Here's what I liked. The book is honest. It gives a real, no-holds-barred picture of India, dirty slums and corruption included. But it does so with the eye of an insider; with Katekar complaining about the population, the police letting a few crimes go to catch a few bigger criminals, the successful bribing of all the cops, the squatters, the beggars expertly targeting the helpless foreigners, the addiction with Bollywood fame and the garbled Hindi-Marathi-English of Mumbai, not to mention, Gaitonde killing people with an unsettling ease. It has a lot of violence, swearing, all made realistic by putting them into a historical contest. It has the offensive religious debates and discrimination characteristic of the country. It has as much social criticism as the ever-so-famous, Booker winning White Tiger, except it rings true. My problem with White Tiger is this: it is impossible to imagine a man who's part of the system look at it from such a strikingly objective view. In Sacred Games, the social critique hits you even harder as the characters are more convincing. The book makes you think of Mumbai as a living being with a disease, instead of providing you with the text-book knowledge of the rift between the rich and the poor and other problems faced by the country.

It is a good picture of India, for whoever's interested.
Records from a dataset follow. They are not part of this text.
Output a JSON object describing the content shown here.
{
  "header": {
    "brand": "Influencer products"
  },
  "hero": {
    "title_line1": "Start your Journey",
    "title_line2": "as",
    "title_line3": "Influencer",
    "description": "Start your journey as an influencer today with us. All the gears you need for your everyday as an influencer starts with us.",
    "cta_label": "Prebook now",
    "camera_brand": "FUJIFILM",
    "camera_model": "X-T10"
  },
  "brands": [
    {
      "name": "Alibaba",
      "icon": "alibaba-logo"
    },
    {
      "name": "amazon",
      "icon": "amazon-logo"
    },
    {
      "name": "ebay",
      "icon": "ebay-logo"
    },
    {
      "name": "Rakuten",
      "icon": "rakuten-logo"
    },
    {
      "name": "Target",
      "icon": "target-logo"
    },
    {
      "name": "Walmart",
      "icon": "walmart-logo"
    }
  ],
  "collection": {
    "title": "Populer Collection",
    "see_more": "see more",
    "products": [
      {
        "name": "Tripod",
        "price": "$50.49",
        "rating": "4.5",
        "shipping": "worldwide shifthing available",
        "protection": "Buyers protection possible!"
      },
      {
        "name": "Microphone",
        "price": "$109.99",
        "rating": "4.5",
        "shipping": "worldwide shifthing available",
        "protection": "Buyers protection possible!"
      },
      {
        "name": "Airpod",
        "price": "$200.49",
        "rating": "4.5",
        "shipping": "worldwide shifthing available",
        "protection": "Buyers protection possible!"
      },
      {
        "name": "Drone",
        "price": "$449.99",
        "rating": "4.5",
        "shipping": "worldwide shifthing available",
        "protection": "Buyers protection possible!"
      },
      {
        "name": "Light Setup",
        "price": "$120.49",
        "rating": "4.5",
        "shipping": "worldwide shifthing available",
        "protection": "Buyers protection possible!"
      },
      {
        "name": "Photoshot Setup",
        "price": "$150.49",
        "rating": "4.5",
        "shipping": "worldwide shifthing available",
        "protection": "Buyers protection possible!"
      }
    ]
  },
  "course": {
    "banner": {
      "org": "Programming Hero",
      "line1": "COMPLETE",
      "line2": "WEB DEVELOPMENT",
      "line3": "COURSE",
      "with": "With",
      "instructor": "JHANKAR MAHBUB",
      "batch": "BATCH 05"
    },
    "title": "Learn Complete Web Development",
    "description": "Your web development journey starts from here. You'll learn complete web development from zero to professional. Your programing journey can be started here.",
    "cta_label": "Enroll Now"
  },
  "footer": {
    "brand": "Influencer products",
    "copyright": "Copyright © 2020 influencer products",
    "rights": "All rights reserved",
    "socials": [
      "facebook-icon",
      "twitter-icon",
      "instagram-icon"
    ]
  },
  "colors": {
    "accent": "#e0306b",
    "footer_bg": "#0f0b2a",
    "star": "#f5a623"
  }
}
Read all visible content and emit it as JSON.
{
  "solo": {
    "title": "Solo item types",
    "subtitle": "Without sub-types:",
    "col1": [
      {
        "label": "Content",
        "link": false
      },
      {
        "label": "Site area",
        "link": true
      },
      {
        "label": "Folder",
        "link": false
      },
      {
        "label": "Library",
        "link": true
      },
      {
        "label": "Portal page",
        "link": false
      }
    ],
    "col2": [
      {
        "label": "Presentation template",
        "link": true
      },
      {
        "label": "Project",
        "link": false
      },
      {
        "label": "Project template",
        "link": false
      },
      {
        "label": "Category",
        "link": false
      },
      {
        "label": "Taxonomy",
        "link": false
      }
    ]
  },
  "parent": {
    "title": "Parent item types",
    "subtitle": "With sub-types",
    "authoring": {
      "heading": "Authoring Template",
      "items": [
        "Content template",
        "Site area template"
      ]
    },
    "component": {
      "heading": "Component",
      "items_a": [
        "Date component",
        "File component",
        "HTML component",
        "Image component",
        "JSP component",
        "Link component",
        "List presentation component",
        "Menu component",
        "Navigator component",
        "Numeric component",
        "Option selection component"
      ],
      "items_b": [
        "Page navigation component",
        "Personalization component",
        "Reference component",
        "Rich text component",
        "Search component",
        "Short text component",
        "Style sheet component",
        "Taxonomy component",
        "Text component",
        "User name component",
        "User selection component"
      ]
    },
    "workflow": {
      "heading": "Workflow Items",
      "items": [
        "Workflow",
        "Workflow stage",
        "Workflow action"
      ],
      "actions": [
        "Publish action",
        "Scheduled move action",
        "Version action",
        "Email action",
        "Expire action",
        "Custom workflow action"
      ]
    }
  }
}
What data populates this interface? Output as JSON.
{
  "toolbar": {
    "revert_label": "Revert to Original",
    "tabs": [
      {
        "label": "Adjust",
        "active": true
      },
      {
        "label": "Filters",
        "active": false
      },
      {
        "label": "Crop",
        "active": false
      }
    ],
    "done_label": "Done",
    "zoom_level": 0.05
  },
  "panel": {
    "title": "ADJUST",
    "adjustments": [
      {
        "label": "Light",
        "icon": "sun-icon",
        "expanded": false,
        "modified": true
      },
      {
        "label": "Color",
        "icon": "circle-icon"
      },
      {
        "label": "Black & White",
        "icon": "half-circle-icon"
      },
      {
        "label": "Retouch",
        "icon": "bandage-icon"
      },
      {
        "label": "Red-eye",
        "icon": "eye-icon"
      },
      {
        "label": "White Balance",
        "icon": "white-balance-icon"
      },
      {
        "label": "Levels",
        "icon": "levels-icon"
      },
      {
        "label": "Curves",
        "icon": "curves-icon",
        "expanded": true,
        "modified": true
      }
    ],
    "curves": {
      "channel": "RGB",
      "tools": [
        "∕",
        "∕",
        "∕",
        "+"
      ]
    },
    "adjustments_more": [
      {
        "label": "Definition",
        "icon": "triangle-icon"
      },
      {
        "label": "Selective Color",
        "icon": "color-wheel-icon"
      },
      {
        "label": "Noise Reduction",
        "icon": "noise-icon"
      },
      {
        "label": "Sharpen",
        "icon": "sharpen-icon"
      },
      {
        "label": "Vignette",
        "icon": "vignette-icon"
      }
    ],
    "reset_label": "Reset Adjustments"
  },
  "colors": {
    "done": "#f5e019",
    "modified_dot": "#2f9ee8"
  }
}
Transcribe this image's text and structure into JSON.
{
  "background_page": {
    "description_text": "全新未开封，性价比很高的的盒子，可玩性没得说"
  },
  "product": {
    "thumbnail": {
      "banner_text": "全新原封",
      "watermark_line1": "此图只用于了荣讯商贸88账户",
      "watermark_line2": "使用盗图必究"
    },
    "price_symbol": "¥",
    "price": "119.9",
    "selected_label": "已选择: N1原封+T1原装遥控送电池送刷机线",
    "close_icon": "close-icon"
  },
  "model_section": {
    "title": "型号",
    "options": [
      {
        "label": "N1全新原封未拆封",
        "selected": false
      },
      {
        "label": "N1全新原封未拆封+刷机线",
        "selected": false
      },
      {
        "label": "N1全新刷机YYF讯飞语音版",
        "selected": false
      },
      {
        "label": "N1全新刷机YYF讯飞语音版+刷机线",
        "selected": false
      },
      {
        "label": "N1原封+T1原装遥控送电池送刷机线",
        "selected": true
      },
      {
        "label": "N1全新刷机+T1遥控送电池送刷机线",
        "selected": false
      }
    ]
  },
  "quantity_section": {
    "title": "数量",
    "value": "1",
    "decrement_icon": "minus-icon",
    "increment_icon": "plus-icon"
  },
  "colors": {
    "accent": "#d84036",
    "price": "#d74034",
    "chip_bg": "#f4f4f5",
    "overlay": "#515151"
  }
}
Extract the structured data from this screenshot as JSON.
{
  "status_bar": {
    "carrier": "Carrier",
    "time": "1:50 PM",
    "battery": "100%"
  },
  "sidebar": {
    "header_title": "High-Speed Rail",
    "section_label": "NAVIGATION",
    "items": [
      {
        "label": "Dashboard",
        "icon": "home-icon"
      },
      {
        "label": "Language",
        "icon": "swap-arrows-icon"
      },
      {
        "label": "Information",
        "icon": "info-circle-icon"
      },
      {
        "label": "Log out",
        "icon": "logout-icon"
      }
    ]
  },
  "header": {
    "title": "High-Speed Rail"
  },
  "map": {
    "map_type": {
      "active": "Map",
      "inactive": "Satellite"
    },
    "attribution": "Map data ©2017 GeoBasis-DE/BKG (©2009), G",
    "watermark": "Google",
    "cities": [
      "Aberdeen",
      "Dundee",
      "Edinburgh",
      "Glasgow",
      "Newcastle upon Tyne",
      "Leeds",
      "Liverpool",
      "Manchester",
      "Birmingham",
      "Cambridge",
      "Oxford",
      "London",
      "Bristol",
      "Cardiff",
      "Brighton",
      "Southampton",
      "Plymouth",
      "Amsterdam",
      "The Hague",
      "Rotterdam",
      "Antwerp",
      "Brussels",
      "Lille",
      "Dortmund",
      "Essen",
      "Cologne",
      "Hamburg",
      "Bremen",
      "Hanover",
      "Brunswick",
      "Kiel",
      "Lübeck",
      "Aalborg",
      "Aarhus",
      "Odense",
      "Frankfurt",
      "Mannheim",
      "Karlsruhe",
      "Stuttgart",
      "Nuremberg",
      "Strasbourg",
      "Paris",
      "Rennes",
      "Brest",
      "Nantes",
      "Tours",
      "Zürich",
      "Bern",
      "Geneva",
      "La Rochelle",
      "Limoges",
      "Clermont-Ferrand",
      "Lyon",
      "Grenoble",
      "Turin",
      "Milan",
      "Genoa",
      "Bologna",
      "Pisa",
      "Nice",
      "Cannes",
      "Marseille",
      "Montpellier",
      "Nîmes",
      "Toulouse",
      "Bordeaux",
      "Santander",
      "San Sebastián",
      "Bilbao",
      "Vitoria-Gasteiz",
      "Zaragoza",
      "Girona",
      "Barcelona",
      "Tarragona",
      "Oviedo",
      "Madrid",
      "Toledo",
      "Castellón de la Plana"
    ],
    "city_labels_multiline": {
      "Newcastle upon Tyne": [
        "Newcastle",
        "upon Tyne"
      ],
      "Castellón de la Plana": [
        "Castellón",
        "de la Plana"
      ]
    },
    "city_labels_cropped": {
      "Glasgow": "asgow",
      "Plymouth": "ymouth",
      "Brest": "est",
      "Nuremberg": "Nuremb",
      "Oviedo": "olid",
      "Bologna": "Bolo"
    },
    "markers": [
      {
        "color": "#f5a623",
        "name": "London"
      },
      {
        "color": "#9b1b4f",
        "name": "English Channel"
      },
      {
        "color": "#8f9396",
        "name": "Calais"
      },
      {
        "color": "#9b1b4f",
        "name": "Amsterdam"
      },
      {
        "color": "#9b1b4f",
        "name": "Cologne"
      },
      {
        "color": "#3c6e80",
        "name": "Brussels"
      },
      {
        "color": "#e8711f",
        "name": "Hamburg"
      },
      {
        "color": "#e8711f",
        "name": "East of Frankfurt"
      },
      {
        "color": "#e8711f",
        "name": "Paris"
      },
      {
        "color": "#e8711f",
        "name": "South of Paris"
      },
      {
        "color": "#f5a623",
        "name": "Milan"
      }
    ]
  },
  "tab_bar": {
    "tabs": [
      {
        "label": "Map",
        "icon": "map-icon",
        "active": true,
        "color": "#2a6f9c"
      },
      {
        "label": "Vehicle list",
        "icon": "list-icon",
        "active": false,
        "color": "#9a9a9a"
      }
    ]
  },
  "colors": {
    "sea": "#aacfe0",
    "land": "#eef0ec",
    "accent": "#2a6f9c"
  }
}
Not only because it shows the evil, the kind that can make you tremendously queasy; but because it shows you the truly good things about India. It captures the spirit of the place; I could imagine myself strolling through the city with all the descriptions of people humming old Kishore Kumar-Dev Anand songs, car-radios blaring, the fashion, the typical Mumbai chai and food, and the descriptions of the sea-side. I have noticed many Indian authors using native words in italics, carefully explained by footnotes, most likely to create an exotic atmosphere. What I loved with Sacred Games is that the author has incorporated the typical English words and phrases you'd regularly hear here: people casually deflecting thank yous with a "Mention not.", declaring a movie too 'filmi', describing someone as wearing a 'checked shirt' and the moderately fancy restaurants having 'rexine sofas'. There's a lot of Hindi swearing, though, but I don't see how the book could have done without that, a bunch of Mumbai gangsters saying 'bastard' won't quite have the same effect.

Ultimately the book is a Bollywood movie, a good one, anyway, which is something I never thought I'd use as a compliment; in that, it's classic and just stereotypical enough to work really well. It makes a point, and gives you an at once funny, thrilling, touching time. If you expect a book with a clean linear plot, with a start, a middle and an end; this book, not being very organized, may disappoint you. Read the book expressly to be entertained, shocked and surprised and I'm sure, you will be.